[EXTRACTED DATA Boundary: Start]

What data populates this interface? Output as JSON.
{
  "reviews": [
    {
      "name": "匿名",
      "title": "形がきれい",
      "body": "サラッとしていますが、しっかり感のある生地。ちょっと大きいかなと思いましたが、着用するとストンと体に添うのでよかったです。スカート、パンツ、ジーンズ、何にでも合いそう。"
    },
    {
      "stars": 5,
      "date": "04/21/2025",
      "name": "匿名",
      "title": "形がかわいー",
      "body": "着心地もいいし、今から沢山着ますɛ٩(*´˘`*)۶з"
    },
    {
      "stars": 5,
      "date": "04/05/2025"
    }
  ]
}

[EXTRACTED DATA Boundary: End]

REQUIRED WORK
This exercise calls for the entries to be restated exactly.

WRITTEN ANSWER
What data populates this interface? Output as JSON.
{
  "reviews": [
    {
      "name": "匿名",
      "title": "形がきれい",
      "body": "サラッとしていますが、しっかり感のある生地。ちょっと大きいかなと思いましたが、着用するとストンと体に添うのでよかったです。スカート、パンツ、ジーンズ、何にでも合いそう。"
    },
    {
      "stars": 5,
      "date": "04/21/2025",
      "name": "匿名",
      "title": "形がかわいー",
      "body": "着心地もいいし、今から沢山着ますɛ٩(*´˘`*)۶з"
    },
    {
      "stars": 5,
      "date": "04/05/2025"
    }
  ]
}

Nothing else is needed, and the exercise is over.